Reflection on Theorists/Theories
Maria Montessori bought us the theory of observation of children to open the door to a way of teaching. Arnold Gesell, who bought us the developmental milestones of children. Refer to as the norms, should be consider a starting point to measure development. Both still inspiring early educators of today. It is impressive that Maria Montessori is the first female physician in Italy. This endeavor was a major feat to achieve in her time. She provided great contributions to the cognitive-development theory. Not only did she achieve this accomplishment, she used her skills to aid the children of poverty and disabilities.
This to me is a very courageous and endearing act. During her work with impoverished communities, she observed that the environment had no stimulation or structure for children to learn. This led her to embark on another adventure, she opened a preschool named Casa di Bambini in 1907. Maria Montessori formed her beliefs by observing children. One of Montessori’s beliefs, “In reality, the children are the teachers”. The adults were to create an environment conducive to learning. Once this environment is created the children would venture out and learn through play.
This belief is still practiced in childcare facilities today. There are safety guidelines that each facility must abide by for the protection of all children.

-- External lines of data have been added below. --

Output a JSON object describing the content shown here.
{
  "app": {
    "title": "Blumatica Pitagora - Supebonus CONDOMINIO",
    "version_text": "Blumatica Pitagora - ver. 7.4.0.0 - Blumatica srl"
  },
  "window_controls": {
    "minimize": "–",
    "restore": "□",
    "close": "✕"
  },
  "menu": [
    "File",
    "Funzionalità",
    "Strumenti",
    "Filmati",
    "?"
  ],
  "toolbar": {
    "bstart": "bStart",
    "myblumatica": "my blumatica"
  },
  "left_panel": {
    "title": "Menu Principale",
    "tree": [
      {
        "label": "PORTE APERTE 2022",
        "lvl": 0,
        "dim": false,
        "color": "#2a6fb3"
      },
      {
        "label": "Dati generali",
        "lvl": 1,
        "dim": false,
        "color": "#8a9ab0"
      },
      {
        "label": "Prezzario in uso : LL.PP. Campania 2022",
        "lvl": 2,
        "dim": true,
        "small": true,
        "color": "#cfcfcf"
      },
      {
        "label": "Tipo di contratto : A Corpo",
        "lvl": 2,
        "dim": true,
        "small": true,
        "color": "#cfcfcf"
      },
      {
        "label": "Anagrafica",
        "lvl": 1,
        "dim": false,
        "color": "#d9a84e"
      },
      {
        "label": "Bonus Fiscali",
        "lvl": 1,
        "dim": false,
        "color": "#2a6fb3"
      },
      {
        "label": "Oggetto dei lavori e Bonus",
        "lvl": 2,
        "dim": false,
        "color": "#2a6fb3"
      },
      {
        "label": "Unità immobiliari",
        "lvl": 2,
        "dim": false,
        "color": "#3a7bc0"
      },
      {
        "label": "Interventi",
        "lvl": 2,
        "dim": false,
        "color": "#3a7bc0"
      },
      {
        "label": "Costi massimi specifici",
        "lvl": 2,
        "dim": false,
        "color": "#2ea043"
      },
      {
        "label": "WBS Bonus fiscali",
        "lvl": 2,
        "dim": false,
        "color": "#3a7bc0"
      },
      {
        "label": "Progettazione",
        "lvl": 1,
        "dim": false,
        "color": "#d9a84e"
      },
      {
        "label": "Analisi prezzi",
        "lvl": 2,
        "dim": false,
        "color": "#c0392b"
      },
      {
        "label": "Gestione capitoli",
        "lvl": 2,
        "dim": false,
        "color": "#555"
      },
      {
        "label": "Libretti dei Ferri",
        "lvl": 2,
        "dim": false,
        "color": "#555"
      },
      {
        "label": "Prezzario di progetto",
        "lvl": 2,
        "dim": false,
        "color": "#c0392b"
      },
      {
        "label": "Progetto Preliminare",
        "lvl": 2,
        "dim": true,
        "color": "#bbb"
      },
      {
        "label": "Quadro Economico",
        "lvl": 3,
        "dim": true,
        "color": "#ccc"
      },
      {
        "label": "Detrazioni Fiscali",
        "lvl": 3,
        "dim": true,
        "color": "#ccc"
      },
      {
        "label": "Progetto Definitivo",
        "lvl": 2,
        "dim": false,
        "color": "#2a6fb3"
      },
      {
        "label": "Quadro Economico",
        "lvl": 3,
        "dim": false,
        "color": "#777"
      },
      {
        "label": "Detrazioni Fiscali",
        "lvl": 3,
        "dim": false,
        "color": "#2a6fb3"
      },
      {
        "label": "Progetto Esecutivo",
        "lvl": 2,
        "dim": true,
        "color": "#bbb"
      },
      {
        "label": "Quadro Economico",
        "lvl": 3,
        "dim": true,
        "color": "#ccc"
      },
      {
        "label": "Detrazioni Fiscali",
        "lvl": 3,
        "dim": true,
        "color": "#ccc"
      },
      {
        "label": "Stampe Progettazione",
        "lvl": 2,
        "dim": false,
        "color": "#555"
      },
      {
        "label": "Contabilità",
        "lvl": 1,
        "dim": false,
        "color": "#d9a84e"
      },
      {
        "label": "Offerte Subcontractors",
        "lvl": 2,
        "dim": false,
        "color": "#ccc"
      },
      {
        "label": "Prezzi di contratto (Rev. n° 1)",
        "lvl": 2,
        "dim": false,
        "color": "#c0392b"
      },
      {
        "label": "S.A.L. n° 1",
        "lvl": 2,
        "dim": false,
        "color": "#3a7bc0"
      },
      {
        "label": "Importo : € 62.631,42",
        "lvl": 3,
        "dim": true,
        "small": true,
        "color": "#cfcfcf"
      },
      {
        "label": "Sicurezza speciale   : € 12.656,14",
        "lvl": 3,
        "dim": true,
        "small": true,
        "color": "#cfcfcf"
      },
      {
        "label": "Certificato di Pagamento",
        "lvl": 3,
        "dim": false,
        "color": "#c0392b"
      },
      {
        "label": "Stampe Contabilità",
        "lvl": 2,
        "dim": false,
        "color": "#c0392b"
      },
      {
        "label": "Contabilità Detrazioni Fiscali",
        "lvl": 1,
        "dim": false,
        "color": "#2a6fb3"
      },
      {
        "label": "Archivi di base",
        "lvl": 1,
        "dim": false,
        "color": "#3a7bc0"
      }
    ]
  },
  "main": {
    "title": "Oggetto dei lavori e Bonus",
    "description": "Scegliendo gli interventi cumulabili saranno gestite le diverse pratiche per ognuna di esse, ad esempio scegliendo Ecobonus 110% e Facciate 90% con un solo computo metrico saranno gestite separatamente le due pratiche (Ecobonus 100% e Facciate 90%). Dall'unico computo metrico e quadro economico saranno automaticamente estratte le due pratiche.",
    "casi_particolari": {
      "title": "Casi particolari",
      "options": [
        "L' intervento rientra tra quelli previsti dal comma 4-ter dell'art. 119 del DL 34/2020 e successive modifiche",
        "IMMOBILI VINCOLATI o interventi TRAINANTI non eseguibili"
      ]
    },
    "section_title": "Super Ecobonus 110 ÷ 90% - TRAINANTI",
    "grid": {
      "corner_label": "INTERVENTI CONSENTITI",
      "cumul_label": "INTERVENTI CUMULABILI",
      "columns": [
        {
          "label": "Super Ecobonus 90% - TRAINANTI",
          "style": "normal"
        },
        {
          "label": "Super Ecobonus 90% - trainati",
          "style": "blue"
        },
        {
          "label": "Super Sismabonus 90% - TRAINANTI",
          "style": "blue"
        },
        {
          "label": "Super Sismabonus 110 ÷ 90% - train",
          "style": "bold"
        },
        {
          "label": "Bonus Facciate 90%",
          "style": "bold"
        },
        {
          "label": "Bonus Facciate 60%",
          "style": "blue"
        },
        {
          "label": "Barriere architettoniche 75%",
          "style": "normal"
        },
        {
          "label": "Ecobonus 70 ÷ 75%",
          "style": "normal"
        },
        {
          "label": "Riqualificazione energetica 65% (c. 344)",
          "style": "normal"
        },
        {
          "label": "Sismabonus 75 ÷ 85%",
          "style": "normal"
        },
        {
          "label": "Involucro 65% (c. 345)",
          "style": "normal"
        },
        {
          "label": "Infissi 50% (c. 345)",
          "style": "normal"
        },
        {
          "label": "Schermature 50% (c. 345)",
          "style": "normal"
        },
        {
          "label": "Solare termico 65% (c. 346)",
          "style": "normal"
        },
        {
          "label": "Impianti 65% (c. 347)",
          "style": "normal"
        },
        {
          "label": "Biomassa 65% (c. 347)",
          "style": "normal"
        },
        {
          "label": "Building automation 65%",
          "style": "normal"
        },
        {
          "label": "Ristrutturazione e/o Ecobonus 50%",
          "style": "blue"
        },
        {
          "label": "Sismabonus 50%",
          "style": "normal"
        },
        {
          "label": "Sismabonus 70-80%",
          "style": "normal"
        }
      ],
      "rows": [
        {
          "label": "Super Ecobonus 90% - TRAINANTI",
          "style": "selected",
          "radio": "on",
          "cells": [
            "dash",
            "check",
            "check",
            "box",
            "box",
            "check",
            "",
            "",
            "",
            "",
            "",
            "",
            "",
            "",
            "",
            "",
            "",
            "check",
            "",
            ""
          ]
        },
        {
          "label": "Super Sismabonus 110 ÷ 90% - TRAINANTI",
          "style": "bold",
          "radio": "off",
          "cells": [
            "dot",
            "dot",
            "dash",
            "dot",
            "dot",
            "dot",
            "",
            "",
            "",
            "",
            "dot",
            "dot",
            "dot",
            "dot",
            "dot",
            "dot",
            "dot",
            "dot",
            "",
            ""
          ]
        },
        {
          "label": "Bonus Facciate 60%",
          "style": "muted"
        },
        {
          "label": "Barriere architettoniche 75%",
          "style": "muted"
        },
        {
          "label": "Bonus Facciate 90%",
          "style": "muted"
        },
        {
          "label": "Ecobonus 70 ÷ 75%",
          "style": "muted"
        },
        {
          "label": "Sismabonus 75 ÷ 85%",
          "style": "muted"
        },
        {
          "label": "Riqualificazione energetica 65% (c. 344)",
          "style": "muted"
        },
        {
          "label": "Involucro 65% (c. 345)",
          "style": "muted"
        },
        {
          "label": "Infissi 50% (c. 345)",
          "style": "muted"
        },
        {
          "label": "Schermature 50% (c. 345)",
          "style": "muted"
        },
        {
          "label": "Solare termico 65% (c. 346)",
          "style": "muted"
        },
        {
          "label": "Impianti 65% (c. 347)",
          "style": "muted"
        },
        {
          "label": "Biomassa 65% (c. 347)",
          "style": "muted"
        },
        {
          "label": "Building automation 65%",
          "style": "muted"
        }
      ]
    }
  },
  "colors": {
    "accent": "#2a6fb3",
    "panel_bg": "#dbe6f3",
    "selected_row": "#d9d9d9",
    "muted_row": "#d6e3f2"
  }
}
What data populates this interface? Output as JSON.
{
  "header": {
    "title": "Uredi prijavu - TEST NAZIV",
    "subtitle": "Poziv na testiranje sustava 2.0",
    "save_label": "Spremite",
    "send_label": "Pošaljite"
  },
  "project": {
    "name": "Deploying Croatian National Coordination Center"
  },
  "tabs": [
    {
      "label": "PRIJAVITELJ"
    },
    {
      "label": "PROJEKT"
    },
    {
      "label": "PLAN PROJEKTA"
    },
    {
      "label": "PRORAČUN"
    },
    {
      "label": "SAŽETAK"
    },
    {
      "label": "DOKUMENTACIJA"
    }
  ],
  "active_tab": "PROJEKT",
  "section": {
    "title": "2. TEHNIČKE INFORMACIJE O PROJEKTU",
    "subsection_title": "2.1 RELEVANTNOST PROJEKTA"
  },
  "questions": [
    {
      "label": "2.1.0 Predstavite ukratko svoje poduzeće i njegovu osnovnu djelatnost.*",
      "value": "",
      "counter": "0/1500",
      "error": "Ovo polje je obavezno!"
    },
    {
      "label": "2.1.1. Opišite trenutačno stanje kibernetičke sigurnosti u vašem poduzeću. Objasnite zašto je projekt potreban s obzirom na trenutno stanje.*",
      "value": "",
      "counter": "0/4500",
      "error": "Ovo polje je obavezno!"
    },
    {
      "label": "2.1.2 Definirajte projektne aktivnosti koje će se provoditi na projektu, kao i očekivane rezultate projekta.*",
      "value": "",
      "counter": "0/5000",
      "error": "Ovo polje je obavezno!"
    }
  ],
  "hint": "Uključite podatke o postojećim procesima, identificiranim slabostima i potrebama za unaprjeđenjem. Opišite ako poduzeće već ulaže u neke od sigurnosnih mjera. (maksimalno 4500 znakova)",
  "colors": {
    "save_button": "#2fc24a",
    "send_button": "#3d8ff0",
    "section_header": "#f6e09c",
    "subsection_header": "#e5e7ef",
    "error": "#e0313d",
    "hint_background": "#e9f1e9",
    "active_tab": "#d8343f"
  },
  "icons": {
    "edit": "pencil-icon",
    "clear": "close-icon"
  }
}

Complying with the safety regulations and ensuring children can be active and play without danger, in turn gives children a wondrous world to investigate. In her observations, she formed many other beliefs. One being education of children starts at birth and continues on in the early years of childhood. She called these years the “sensitive periods” (Gordon and Browne 14).
The Daily Montessori web site writes, “Within Maria Montessori’s framework due to her studies with children, she has observed the occurrence of sensitive periods. In other pedagogies it can get called developmental milestones or windows of opportunities. It is these periods in the child’s life when certain ability manifests itself strongly. During these periods, the child has an especially strong sensitivity towards a particular piece of knowledge or skill. The sensitivity lasts for a certain period and does not reoccur”. Sensitive Period for Order (age 18 months to 2 years)
Sensitive Period for Language (birth to 6 years) Sensitive Period for Movement (birth to 4 years) Sensitive Period for Refinement of the Senses (birth to 5 years) Sensitive Period for Weaning (5 to 6 months) Sensitive Period for Numbers (4 to 5. 5 years) Sensitive Period for Manners and Courtesies (2 to 6 years) (Retrieved February 06, 2011, from http://www. dailymontessori. com/sensitive-periods/montessori-sensitive-periods/) This belief is very much alive still today in our society. In centers of, today infants are not just left to lie in their crib.
We have areas that infants can crawl, touch, and discover new things. Another belief that Montessori implemented within her preschool was to make items assessable to the child. This meant having furniture that was suitable for the children size. Insuring the environment was safely brought down to a child’s level, so the child could take part in activities. Our current classrooms are set up in the same manner. You can see in the classrooms of today small tables and chairs, carpet areas where children can gather, and lower shelves, so that children can retrieve items simply.
This change in the environment has also lead to the belief that children should have the freedom to choose what they want to learn about. We still demonstrate this today in choice time. Children make their choice of which interest center they will play in, by doing this a child can develop their skills, while developing confidence in themselves to my choices. This is a way of accommodating the child’s needs, and not forcing regimented education upon a child. Montessori also had the belief of training the senses on practical life (Gordon and Browne 14). We see this in interest centers.